Let the music of South America sweep you away to the Andes, Peru, Argentina and Brazil with Music at the MissionÕs ÒSouthern ExposuresÓ at Old Mission San Jose. The high-energy program opens with flute tours de force ÒMiami Flute and Piano SuiteÓ by Miguel de Aguila, followed by Gabriela Lena FrankÕs folkloric ÒSue–os de Chambi for Violin and Piano.Ó Then itÕs off to the streets of Brazil and the tango halls of Buenos Aires as Quinteto Quilombo performs Astor PiazzollaÕs incendiary tangos and milongas.
ÒIf there is any composer who captures the energy and experience of South America, it is Piazzolla. Combining the classical, jazz and tango worlds into his own fusion style, this is the modern sound of Argentina,Ó said Bill Everett, Music at the Mission Artistic Co-Director.
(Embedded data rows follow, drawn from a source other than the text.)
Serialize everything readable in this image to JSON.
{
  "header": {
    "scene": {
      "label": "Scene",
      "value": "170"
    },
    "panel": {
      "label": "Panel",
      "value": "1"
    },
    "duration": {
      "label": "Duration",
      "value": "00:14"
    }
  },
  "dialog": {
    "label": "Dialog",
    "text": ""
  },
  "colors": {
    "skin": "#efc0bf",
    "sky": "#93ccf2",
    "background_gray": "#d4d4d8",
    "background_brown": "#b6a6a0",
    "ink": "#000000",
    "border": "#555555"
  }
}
Miguel de AguilaÕs three-piece ÒMiami Flute and Piano Suite,Ó with Rhonda Bradetich (flute) and Aileen Chanco (piano), begins with a lyrical introduction, I. Seduction (rhythm being the seductive element) evoking the style of the Brazilian ch™ro, giving way to a restless Latin dance. A percussive, almost primal theme becomes increasingly breathless and intense. II. Silence is slow, nostalgic and introspective with elements from Latin American jazz and tango. It references an absent person, a voice that is no longer heard. III. Milonga concludes the suite with a light, upbeat dance inspired by early Uruguayan milonga (a fast-paced dance that preceded the tango). Here, the milonga rhythm is manipulated into irregular, constantly shifting patterns that drive the piece forward.
ÒItÕs great to finally feature music by Bay Area composer Gabriela Lena Frank. She has spent a huge amount of time in the Andes, recording in both folk music and every day life,Ó Everett noted. ÒWhile PiazzollaÕs music captures the urban sound, GabrielaÕs music documents the rural experience of Peru. ItÕs the perfect combination.Ó
ÒÔSue–os de Chambi (Dreams of Chambi)Õ is my musical interpretation of seven photos from Chambi's vast collection of pictures,Ó described Gabriela Lena Frank. ÒChambi's desire to integrate his Indian heritage with his artistic talent, his unassuming nature and ease in meeting people regardless of class, caste, or race, and his natural curiosity meant that he avoided exoticizing the inhabitants of the high altiplano of Peru.Ó Ertan Torgul (violin) joins Aileen Chanco (piano) in this work Òincorporating poetry, mythology and native musical styles in a western classical framework.Ó
To those who have been waiting patiently, Everett brought good news: ÒWe are so happy to bring Quinteto Quilombo here for another program. PiazzollaÕs music has risen in popularity, yet it is fairly rare to hear it in his original state: the quintet of bandoneon, violin, guitar, bass, and piano.Ó
PiazzollaÕs works demand virtuosity and the members of Quinteto Quilombo Ð Ertan Torgul (violin), Seth Asarnow (bandoneon), Jeff Massanari (guitar), Aileen Chanco (piano), and Bill Everett (double bass) Ð deliver it and then some, plus the essential deep passion.
Concert ticket holders are invited to meet the artists at the After-Party Reception sponsored by J. R. Griffin Construction, held at Mission Coffee. Details and tickets are available online, by phone or at the door.
Saturday, Mar 11
7:15 p.m.: Pre-Concert Talk
8 p.m.: Concert
Old Mission San Jose
43300 Mission Blvd, Fremont
Tickets: $15 Ð $50